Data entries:
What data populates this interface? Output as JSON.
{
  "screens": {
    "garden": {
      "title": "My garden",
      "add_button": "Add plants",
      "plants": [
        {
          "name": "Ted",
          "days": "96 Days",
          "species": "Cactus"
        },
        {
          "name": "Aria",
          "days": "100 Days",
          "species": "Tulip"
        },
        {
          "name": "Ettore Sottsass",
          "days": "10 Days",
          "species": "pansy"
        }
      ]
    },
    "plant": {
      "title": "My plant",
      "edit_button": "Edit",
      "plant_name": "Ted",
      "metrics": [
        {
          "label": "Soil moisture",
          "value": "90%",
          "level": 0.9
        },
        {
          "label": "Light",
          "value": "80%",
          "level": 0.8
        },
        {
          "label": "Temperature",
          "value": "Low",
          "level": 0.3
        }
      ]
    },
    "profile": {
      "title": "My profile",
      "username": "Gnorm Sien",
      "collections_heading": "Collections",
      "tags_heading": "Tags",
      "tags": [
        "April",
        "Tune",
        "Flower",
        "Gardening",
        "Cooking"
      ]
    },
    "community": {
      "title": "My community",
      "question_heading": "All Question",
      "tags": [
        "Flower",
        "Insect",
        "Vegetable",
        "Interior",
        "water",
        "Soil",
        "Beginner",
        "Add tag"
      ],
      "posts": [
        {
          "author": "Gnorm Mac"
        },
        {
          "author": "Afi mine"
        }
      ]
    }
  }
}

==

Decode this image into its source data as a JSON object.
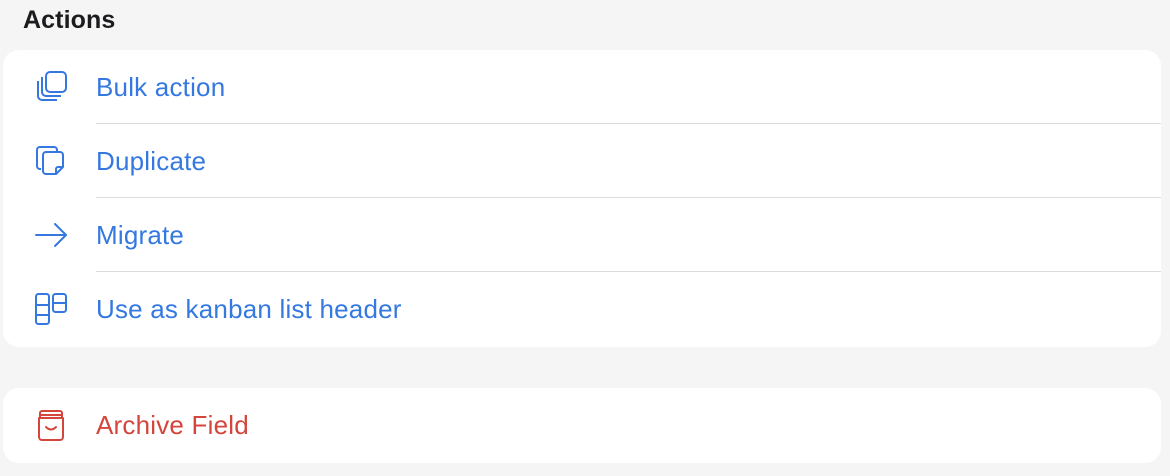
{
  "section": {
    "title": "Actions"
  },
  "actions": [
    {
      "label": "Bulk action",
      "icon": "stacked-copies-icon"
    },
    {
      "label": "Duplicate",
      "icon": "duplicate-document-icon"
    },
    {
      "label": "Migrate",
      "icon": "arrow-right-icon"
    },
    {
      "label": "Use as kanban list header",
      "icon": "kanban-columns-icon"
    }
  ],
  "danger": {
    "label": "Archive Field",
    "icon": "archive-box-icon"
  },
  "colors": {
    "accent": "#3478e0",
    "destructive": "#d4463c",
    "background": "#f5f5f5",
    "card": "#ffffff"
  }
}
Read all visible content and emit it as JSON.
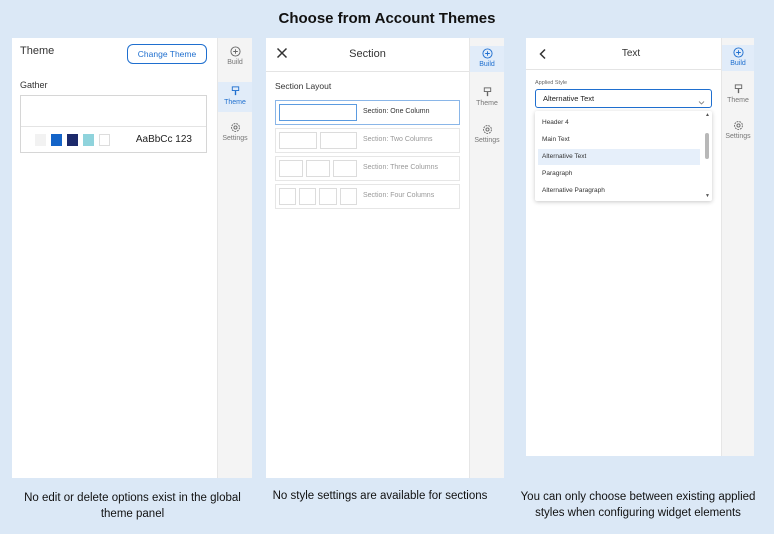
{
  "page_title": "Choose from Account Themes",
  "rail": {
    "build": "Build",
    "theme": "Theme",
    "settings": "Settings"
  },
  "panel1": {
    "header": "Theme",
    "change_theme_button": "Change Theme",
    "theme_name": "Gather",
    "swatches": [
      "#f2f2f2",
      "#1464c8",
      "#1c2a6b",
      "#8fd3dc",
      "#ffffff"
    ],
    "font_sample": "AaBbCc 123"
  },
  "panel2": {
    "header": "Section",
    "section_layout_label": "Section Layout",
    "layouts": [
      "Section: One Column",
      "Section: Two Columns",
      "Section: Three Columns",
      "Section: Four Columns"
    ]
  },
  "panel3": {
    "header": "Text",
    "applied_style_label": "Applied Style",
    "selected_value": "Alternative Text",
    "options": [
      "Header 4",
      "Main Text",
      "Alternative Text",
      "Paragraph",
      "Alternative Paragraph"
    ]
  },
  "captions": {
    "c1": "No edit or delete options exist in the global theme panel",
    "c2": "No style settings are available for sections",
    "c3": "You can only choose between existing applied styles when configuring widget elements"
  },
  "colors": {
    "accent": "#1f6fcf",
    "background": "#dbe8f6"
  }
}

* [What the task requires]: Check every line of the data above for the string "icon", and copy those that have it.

* [Result of this exercise]:
      "icon": "stacked-copies-icon"
      "icon": "duplicate-document-icon"
      "icon": "arrow-right-icon"
      "icon": "kanban-columns-icon"
    "icon": "archive-box-icon"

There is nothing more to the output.